This problem is not unique to politics. Investors worried about Apple when Steve Jobs passed away, and it’s difficult to think of the Virgin brand without Richard Branson’s personal brand coming immediately to mind.
In our own industry, personality plays an enormous role in influencing decisions. Most agencies are named after their iconic founders. You get MDs, Creative Directors and Strategists that become almost celebrities. Clients want them in the room and will follow them when they leave an agency.
Personality is hugely important to branding. Strategists spend time and energy trying to define the kind of personality that will resonate with a brand’s stakeholders because they know that a brand without personality isn’t a brand at all. We naturally relate to other people, but we struggle to become emotionally invested in inanimate objects. So when a leader embodies the personality a brand is trying to project, that brand has struck gold. They have a human – a real life human! – to make that personality tangible for consumers, customers and employees.
But people retire. People are imperfect (that’s part of what makes them interesting and emotionally engaging in the first place). People can be flaky or unreliable or mess things up badly. Helen Zille grew the DA brand immeasurably, but she also often damaged it with her problematic Twitter outbursts. Nike had the perfect ambassador for “Just do it” with Oscar Pistorius, until he really wasn’t.
The sweet spot is a combination of personal and corporate brands. Here are a few tips on how to get that balance right:
This seems like an obvious point but it is often ignored – either because leaders don’t want to share the limelight or because there isn’t the budget to sponsor more than one celebrity. Having a portfolio of personal brands helps to highlight different nuances of the brand personality you are trying to build and ensures that reputational damage is minimised if one goes rogue. Similarly, within an agency, it is important to build the profile of a number of leaders so that the whole becomes greater than the sum of its parts.
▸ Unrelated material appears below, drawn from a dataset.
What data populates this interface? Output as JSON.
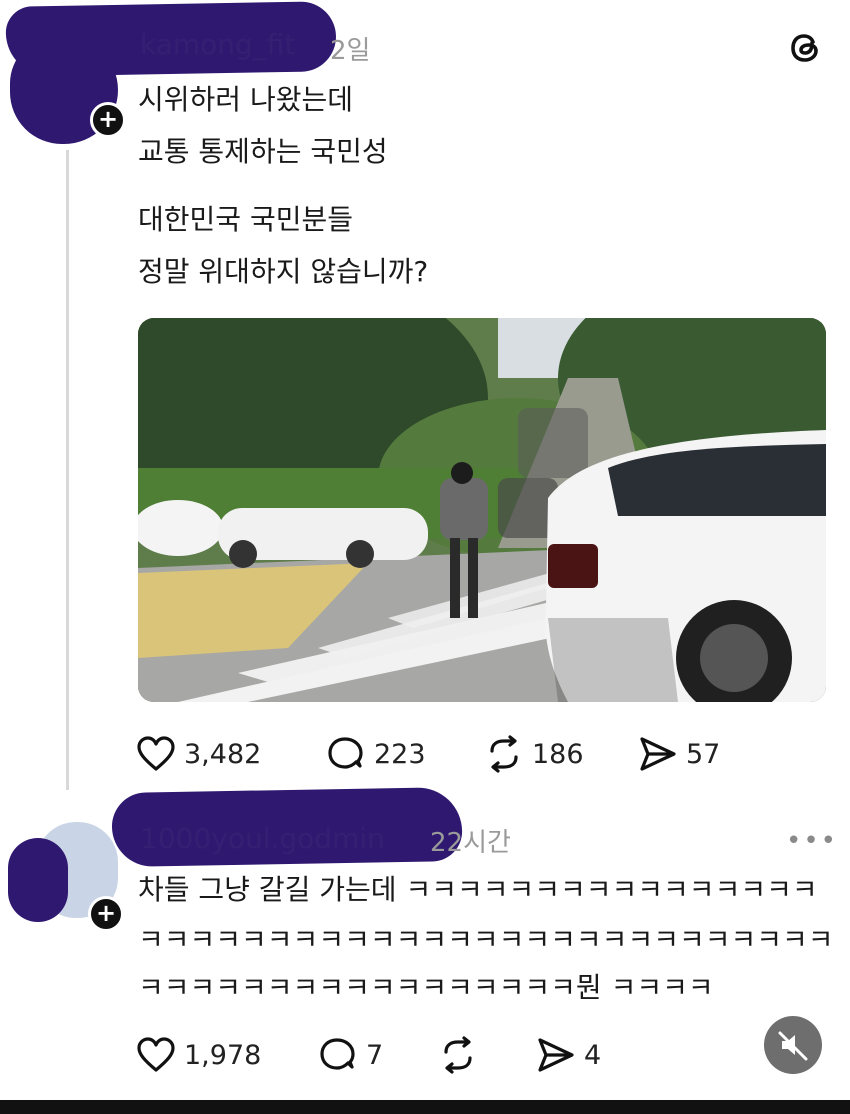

Many sponsorship and endorsement relationships with cultural or sporting icons are tied to a specific campaign to drive a particular message. This can be successful for catching attention but can lead to fragmented brand associations if those personalities are very different. Personal brands affiliated with your brand should embody the core values of the organisation, not just demonstrate a particular part of a campaign message.
If a prominent leader is alone at the top, the brand is at risk when that leader steps down. Part of the ANC’s enduring success is their strong branch structure across the country that constantly feeds leaders upwards. The DA is playing catch-up on the ground and has run a very successful Young Leaders Programme over the past few years to accelerate the growth of a new generation of leaders. Big brands and private organisations are no different – without dedicated and prioritised employer branding, talent acquisition and employee development it becomes difficult to remain a market leader.
Social media makes listening to customer feedback so easy. Make sure you’re on top of what people are saying about the prominent personalities within or associated with your brand. Pick n Pay, for example, had a serious PR problem on its hands last year when a music festival it supported had Steve Hofmeyr as the headline act after Steve Hofmeyr tweeted hugely offensive things about race in South Africa.
Listen to what customers are saying about how your people behave. You can’t fire employees for every negative comment they generate but ignoring a groundswell of negativity will not end well.
No one stays cool forever. It’s a sad truth about life and the best marketing intentions aren’t going to change it. Celebrities lose their shine; leaders lose touch with shifts in consumer culture. Businesses and brands need fresh blood or leaders who can stay young in their thinking and impulses. A great mark of leadership is knowing when it’s time to hand over the reins.
Powerful personal brands come with their risks, but at the end of the day people connect with people – with their stories and imperfections and triumphs. Personal brands can help consumers, voters, employees and society at large become emotionally invested, and that’s what every Marketing Director wants for his or her brand. The trick is to ensure you have the right balance of personal and corporate, of scripted and unscripted. Build a strong pipeline of personalities and ensure you always have an ear to the ground.
This article originally appeared in MarkLives